Hiking the Escalante River to Neon and Ringtail Canyons
Glen Canyon National Recreation Area is a vast region within the Colorado Plateau that contains some of the best canyon country in the world. It’s quite a haul to get there from northern Utah, but well worth the trip. Hikers and backpackers flock to the region in springtime but there’s so much ground to cover that it never gets too crowded. There is literally a lifetime worth of exploring available in the area, so start your tick list with two classics: Neon and Ringtail Canyons. The attraction here? The Escalante River, the Golden Cathedral and one of the darkest little slot canyons around.
First things first- getting there. Make the long drive to the town of Escalante and stop in at the visitor center (755 West Main Street). Backpackers need to pick up a free overnight permit from the ranger desk. The rangers are the best resource for advice on water sources, river flow and trail tips. From town, head east on Utah Scenic Route 12 to Hole-in-the-Rock Road. Head down the graded/washboard road 17.2 miles and turn left at the signed road for the Egypt Trailhead. The Egypt road is maintained but rough. Most vehicles can make it in good conditions with some careful driving. Keep right at the only fork and 9.5 miles later you will arrive at the Egypt Trailhead. Chances are you’ll see plenty of other cars parked here; this might be the most popular trailhead in the area. Throw your pack on and get ready for the adventure!
Hikers immediately put their knees to the test by plunging down the Egypt bench. A slickrock descent of a few hundred feet will get you to the badlands below the parking area. The trail is marked with cairns (small piles of stacked rocks) and the slickrock is worn enough to see a faint trail. There are also plenty of scuff marks from horseshoes; local guides use the beasts to carry their heavy loads down to the Escalante River. Within the first mile you will see a marker letting you know you are entering GCNRA. The trail will change to a mix of rock and deep sand; tough going to be sure. Trend northeast towards Fence Canyon as this is the most scenic way to get to the river. Avoid entering the south fork of Fence Canyon or you will be stopped at an impassible dry fall. Instead, aim for the area between the north and south forks (easily identifiable on the “Egypt” topographical map that you should have with you). The trail is faint at the top of the canyon, but the cairns and foot path will become easy to follow once you begin your descent. Switchback your way to the bottom of Fence and get ready to enter a different world.
Fence Canyon has plenty of water. A small creek and lots of pools are the reason for the canyon’s riparian nature. Huge cottonwood trees, bushes and grasses abound on the floor. It is 3.5 miles from the trailhead to the bottom of Fence. The trail will lead you to the Escalante River. This little river is the life source for the entire region; all the surrounding canyons drain into it as it makes its way to Lake Powell. Slip on your water shoes or old sneakers and get wet- you’ll be crossing the Escalante plenty on this tour. Hike downstream for approximately 20 minutes to reach the mouth of Neon Canyon.

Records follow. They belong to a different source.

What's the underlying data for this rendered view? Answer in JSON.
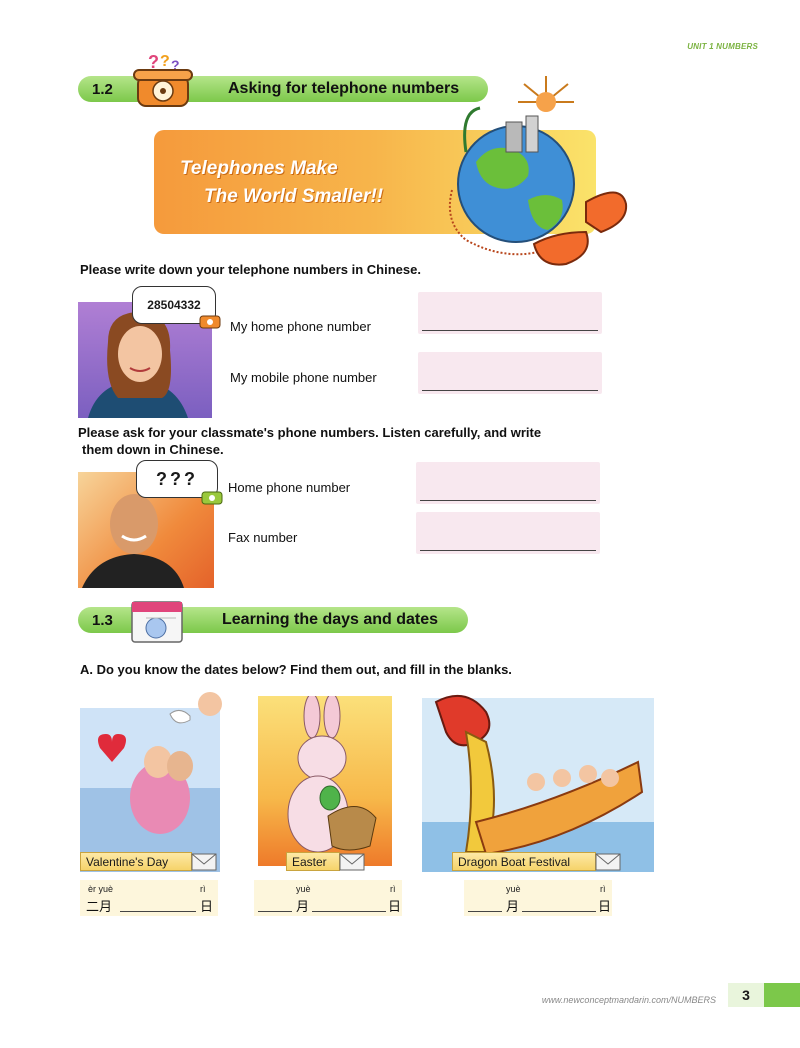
{
  "header": {
    "unit": "UNIT 1 NUMBERS"
  },
  "section_12": {
    "number": "1.2",
    "title": "Asking for telephone numbers",
    "banner_line1": "Telephones Make",
    "banner_line2": "The World Smaller!!",
    "instruction": "Please write down your telephone numbers in Chinese.",
    "speech_number": "28504332",
    "field_home": "My home phone number",
    "field_mobile": "My mobile phone number",
    "instruction2_line1": "Please ask for your classmate's phone numbers. Listen carefully, and write",
    "instruction2_line2": "them down in Chinese.",
    "speech_question": "???",
    "field_classmate_home": "Home phone number",
    "field_fax": "Fax number"
  },
  "section_13": {
    "number": "1.3",
    "title": "Learning the days and dates",
    "instruction": "A. Do you know the dates below? Find them out, and fill in the blanks.",
    "holidays": [
      {
        "label": "Valentine's Day",
        "pinyin_month": "èr yuè",
        "pinyin_day": "rì",
        "month_char": "二月",
        "day_char": "日"
      },
      {
        "label": "Easter",
        "pinyin_month": "yuè",
        "pinyin_day": "rì",
        "month_char": "月",
        "day_char": "日"
      },
      {
        "label": "Dragon Boat Festival",
        "pinyin_month": "yuè",
        "pinyin_day": "rì",
        "month_char": "月",
        "day_char": "日"
      }
    ]
  },
  "footer": {
    "url": "www.newconceptmandarin.com/NUMBERS",
    "page": "3"
  },
  "colors": {
    "accent_green": "#7cc84a",
    "banner_orange": "#f59a3c",
    "answer_pink": "#f8e8ef"
  }
}
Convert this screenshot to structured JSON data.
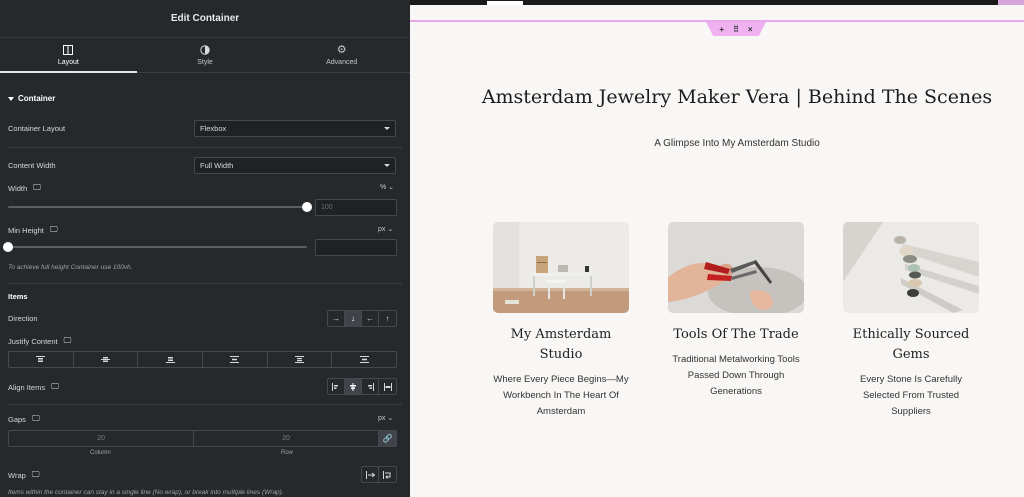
{
  "panel": {
    "title": "Edit Container",
    "tabs": [
      {
        "label": "Layout",
        "icon": "layout-icon"
      },
      {
        "label": "Style",
        "icon": "style-half-circle-icon"
      },
      {
        "label": "Advanced",
        "icon": "gear-icon"
      }
    ],
    "section": "Container",
    "container_layout": {
      "label": "Container Layout",
      "value": "Flexbox"
    },
    "content_width": {
      "label": "Content Width",
      "value": "Full Width"
    },
    "width": {
      "label": "Width",
      "unit": "%",
      "value": "100",
      "level": 100
    },
    "min_height": {
      "label": "Min Height",
      "unit": "px",
      "value": "",
      "level": 0,
      "hint": "To achieve full height Container use 100vh."
    },
    "items_heading": "Items",
    "direction": {
      "label": "Direction",
      "options": [
        "→",
        "↓",
        "←",
        "↑"
      ],
      "selected": 1
    },
    "justify_content": {
      "label": "Justify Content"
    },
    "align_items": {
      "label": "Align Items"
    },
    "gaps": {
      "label": "Gaps",
      "unit": "px",
      "column": "20",
      "row": "20",
      "column_label": "Column",
      "row_label": "Row"
    },
    "wrap": {
      "label": "Wrap",
      "hint": "Items within the container can stay in a single line (No wrap), or break into multiple lines (Wrap)."
    }
  },
  "handle": {
    "add": "+",
    "move": "⠿",
    "close": "×"
  },
  "page": {
    "title": "Amsterdam Jewelry Maker Vera | Behind The Scenes",
    "subtitle": "A Glimpse Into My Amsterdam Studio",
    "cards": [
      {
        "title": "My Amsterdam Studio",
        "desc": "Where Every Piece Begins—My Workbench In The Heart Of Amsterdam"
      },
      {
        "title": "Tools Of The Trade",
        "desc": "Traditional Metalworking Tools Passed Down Through Generations"
      },
      {
        "title": "Ethically Sourced Gems",
        "desc": "Every Stone Is Carefully Selected From Trusted Suppliers"
      }
    ]
  },
  "colors": {
    "panel_bg": "#26292c",
    "accent_pink": "#e9a8ea",
    "canvas_bg": "#f9f7f5"
  }
}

Neon meets the river on the east side. Before entering the canyon search the walls to the north and south for faint petroglyph panels. It’s only 1/2 mile until you reach the Golden Cathedral, but the gorgeous canyon may distract you. Walls of deep red and orange seem to glow in the proper light, and that’s how Neon got its name. The canyon has many healthy cottonwood trees and numerous pools of cold, clear water. Scramble around the boulders and soon you will be ready to worship: the Golden Cathedral marks the end of the hike. This amazing feature is a double natural bridge that was once two potholes. Thanks to years of erosion the bottoms dropped out and created the Cathedral. Take your time time to enjoy this landmark, if you’re lucky you may even get to watch a technical canyoneer rappel through one of the holes! Double back the way you came and head downstream again- it’s time to see Ringtail.

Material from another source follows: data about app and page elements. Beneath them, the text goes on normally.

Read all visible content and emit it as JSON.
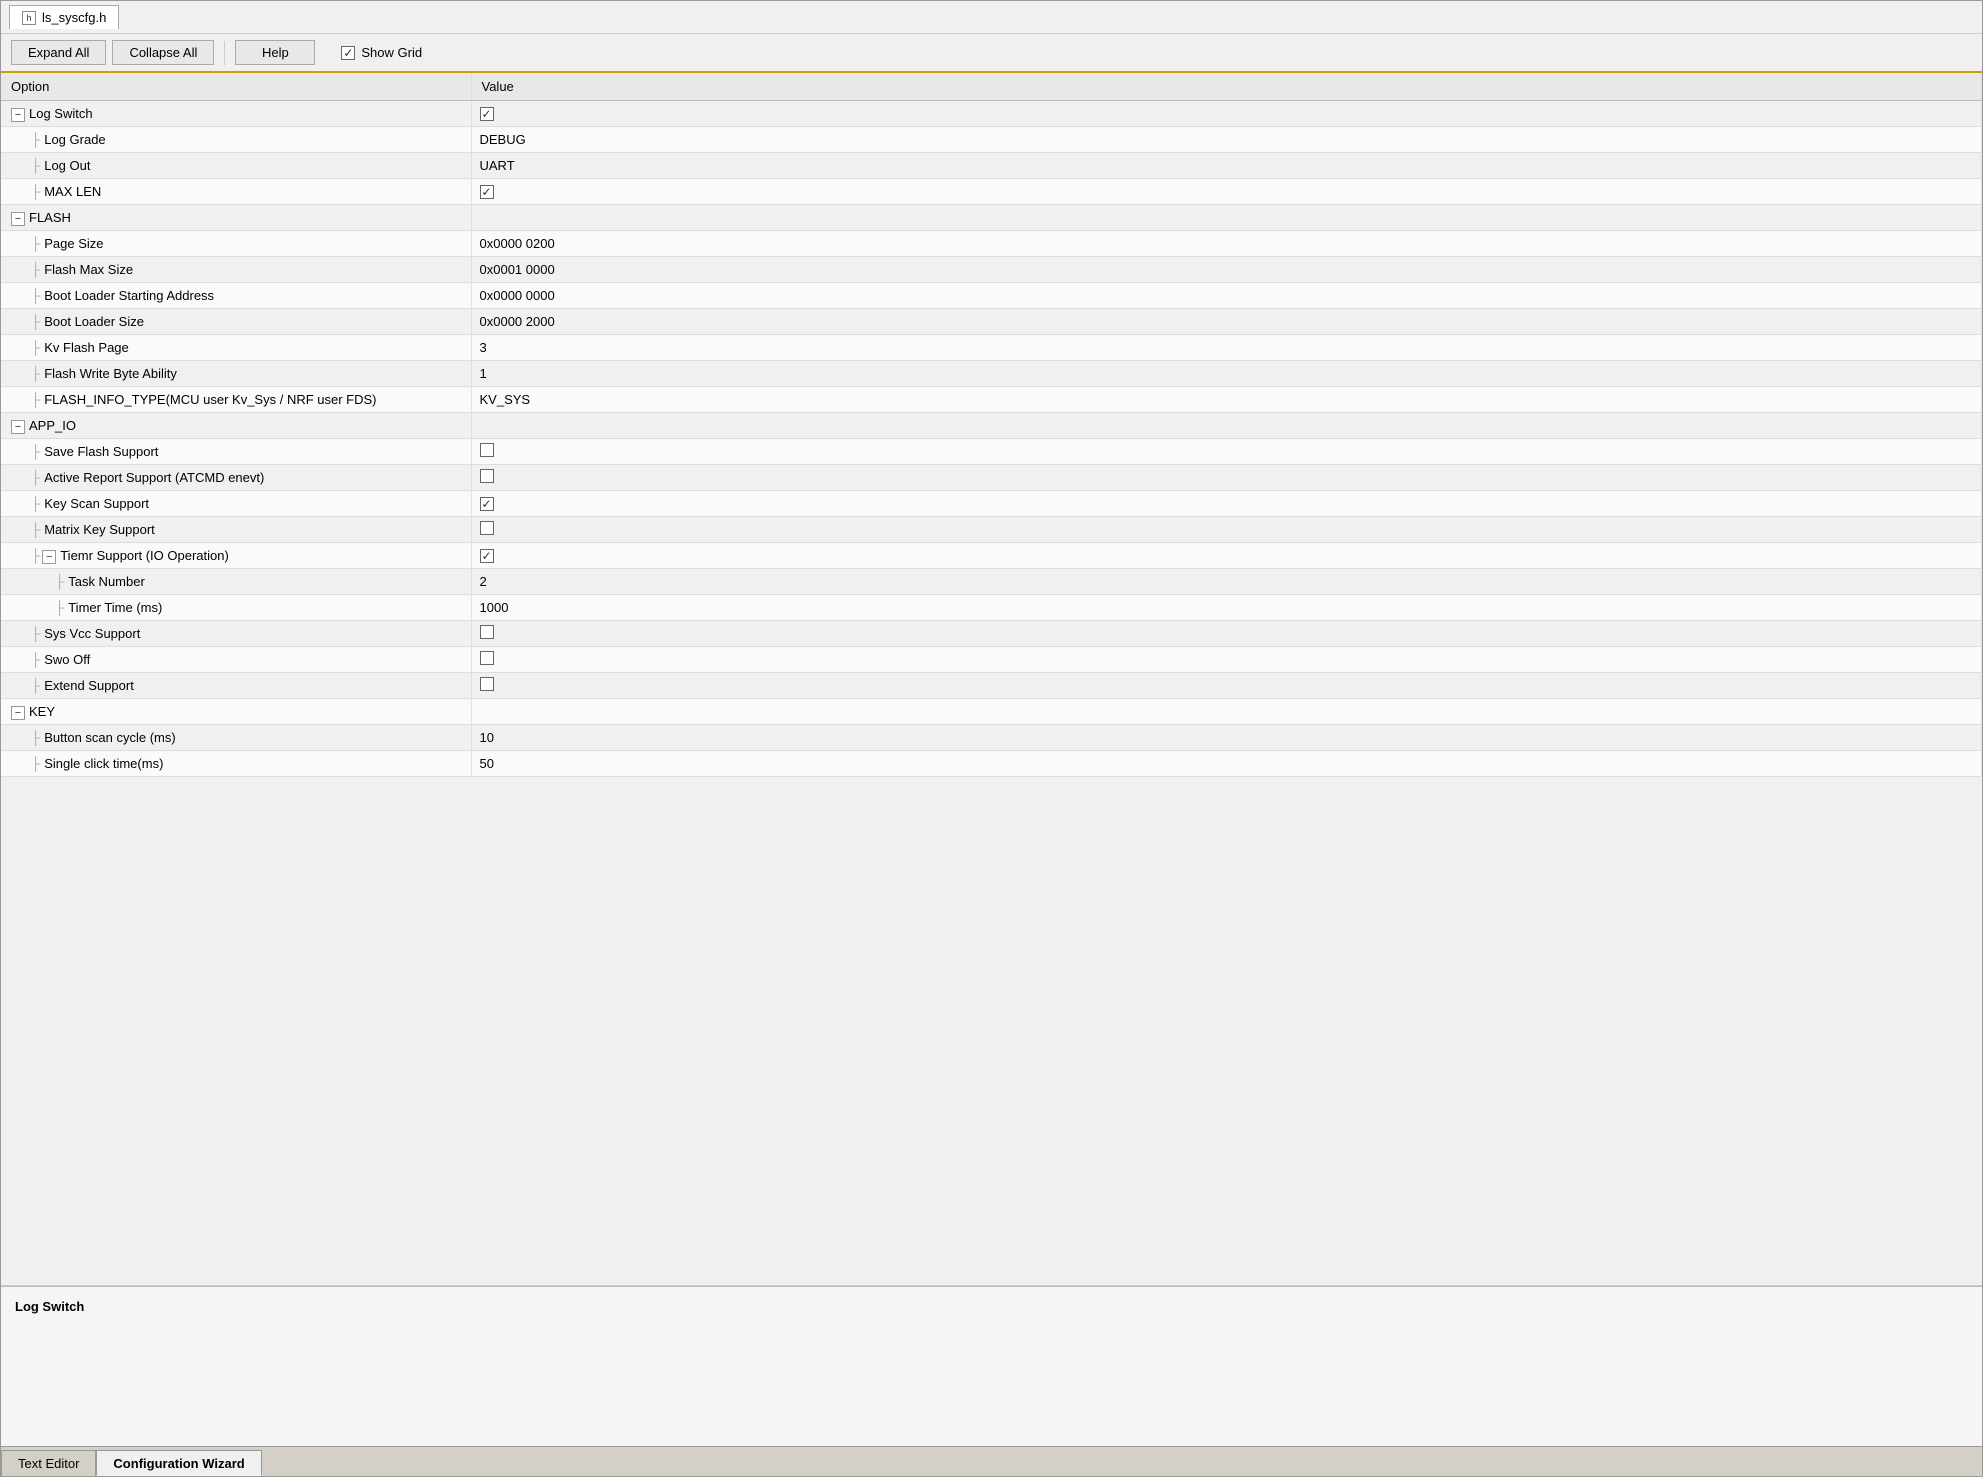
{
  "titleTab": {
    "icon": "h",
    "label": "ls_syscfg.h"
  },
  "toolbar": {
    "expandAll": "Expand All",
    "collapseAll": "Collapse All",
    "help": "Help",
    "showGrid": "Show Grid",
    "showGridChecked": true
  },
  "grid": {
    "headers": [
      "Option",
      "Value"
    ],
    "rows": [
      {
        "id": "log-switch",
        "type": "group",
        "indent": 0,
        "expanded": true,
        "label": "Log Switch",
        "value": "checked",
        "valueType": "checkbox"
      },
      {
        "id": "log-grade",
        "type": "leaf",
        "indent": 1,
        "label": "Log Grade",
        "value": "DEBUG",
        "valueType": "text"
      },
      {
        "id": "log-out",
        "type": "leaf",
        "indent": 1,
        "label": "Log Out",
        "value": "UART",
        "valueType": "text"
      },
      {
        "id": "max-len",
        "type": "leaf",
        "indent": 1,
        "label": "MAX LEN",
        "value": "checked",
        "valueType": "checkbox"
      },
      {
        "id": "flash",
        "type": "group",
        "indent": 0,
        "expanded": true,
        "label": "FLASH",
        "value": "",
        "valueType": "empty"
      },
      {
        "id": "page-size",
        "type": "leaf",
        "indent": 1,
        "label": "Page Size",
        "value": "0x0000 0200",
        "valueType": "text"
      },
      {
        "id": "flash-max-size",
        "type": "leaf",
        "indent": 1,
        "label": "Flash Max Size",
        "value": "0x0001 0000",
        "valueType": "text"
      },
      {
        "id": "boot-loader-addr",
        "type": "leaf",
        "indent": 1,
        "label": "Boot Loader Starting Address",
        "value": "0x0000 0000",
        "valueType": "text"
      },
      {
        "id": "boot-loader-size",
        "type": "leaf",
        "indent": 1,
        "label": "Boot Loader Size",
        "value": "0x0000 2000",
        "valueType": "text"
      },
      {
        "id": "kv-flash-page",
        "type": "leaf",
        "indent": 1,
        "label": "Kv Flash Page",
        "value": "3",
        "valueType": "text"
      },
      {
        "id": "flash-write-byte",
        "type": "leaf",
        "indent": 1,
        "label": "Flash Write Byte Ability",
        "value": "1",
        "valueType": "text"
      },
      {
        "id": "flash-info-type",
        "type": "leaf",
        "indent": 1,
        "label": "FLASH_INFO_TYPE(MCU user Kv_Sys / NRF user FDS)",
        "value": "KV_SYS",
        "valueType": "text"
      },
      {
        "id": "app-io",
        "type": "group",
        "indent": 0,
        "expanded": true,
        "label": "APP_IO",
        "value": "",
        "valueType": "empty"
      },
      {
        "id": "save-flash",
        "type": "leaf",
        "indent": 1,
        "label": "Save Flash Support",
        "value": "unchecked",
        "valueType": "checkbox"
      },
      {
        "id": "active-report",
        "type": "leaf",
        "indent": 1,
        "label": "Active Report Support (ATCMD enevt)",
        "value": "unchecked",
        "valueType": "checkbox"
      },
      {
        "id": "key-scan",
        "type": "leaf",
        "indent": 1,
        "label": "Key Scan Support",
        "value": "checked",
        "valueType": "checkbox"
      },
      {
        "id": "matrix-key",
        "type": "leaf",
        "indent": 1,
        "label": "Matrix Key Support",
        "value": "unchecked",
        "valueType": "checkbox"
      },
      {
        "id": "tiemr-support",
        "type": "group",
        "indent": 1,
        "expanded": true,
        "label": "Tiemr Support (IO Operation)",
        "value": "checked",
        "valueType": "checkbox"
      },
      {
        "id": "task-number",
        "type": "leaf",
        "indent": 2,
        "label": "Task Number",
        "value": "2",
        "valueType": "text"
      },
      {
        "id": "timer-time",
        "type": "leaf",
        "indent": 2,
        "label": "Timer Time (ms)",
        "value": "1000",
        "valueType": "text"
      },
      {
        "id": "sys-vcc",
        "type": "leaf",
        "indent": 1,
        "label": "Sys Vcc Support",
        "value": "unchecked",
        "valueType": "checkbox"
      },
      {
        "id": "swo-off",
        "type": "leaf",
        "indent": 1,
        "label": "Swo Off",
        "value": "unchecked",
        "valueType": "checkbox"
      },
      {
        "id": "extend-support",
        "type": "leaf",
        "indent": 1,
        "label": "Extend Support",
        "value": "unchecked",
        "valueType": "checkbox"
      },
      {
        "id": "key",
        "type": "group",
        "indent": 0,
        "expanded": true,
        "label": "KEY",
        "value": "",
        "valueType": "empty"
      },
      {
        "id": "button-scan",
        "type": "leaf",
        "indent": 1,
        "label": "Button scan cycle (ms)",
        "value": "10",
        "valueType": "text"
      },
      {
        "id": "single-click",
        "type": "leaf",
        "indent": 1,
        "label": "Single click time(ms)",
        "value": "50",
        "valueType": "text"
      }
    ]
  },
  "descriptionPanel": {
    "text": "Log Switch"
  },
  "bottomTabs": [
    {
      "id": "text-editor",
      "label": "Text Editor",
      "active": false
    },
    {
      "id": "config-wizard",
      "label": "Configuration Wizard",
      "active": true
    }
  ]
}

Another 20 minutes downstream a small wash enters the river on the east side. Make your way through the thick brush and scramble up the rocks to the mouth of Ringtail Canyon. This slot may be the darkest in the entire area! As soon as you enter, the temperature drops and the sun all but disappears. Light is so scarce that you may want to have your headlamp ready. The walls of Ringtail are narrow; you’ll definitely be turning sideways to make it through a few spots. Explore up canyon as far as your skills will allow, my partners and I only made it about 1/4 mile before we were turned around by a tough section. Ringtail is short, spooky and pretty damn amazing. Return the way you came and make your way back up the river, up Fence and back to your car.
You can do this trip in one long day, but what’s the rush? There are plenty of good camping spots in Fence Canyon and along the Escalante River. Avoid camping in Neon Canyon as this can ruin the experience for other hikers. Whether you take your time or opt for a day hike one thing is certain: Neon and Ringtail are a great way to begin your exploration of Glen Canyon National Recreation Area.
Author’s Note: In early spring the Escalante River is quite cold and swift. Late spring/early summer is a better time to explore if you have children or novice hikers in your group. Know the weather forecast as these canyons are prone to flash flooding. No fires are allowed in GCNRA so bring your camping stove and always practice Leave No Trace ethics.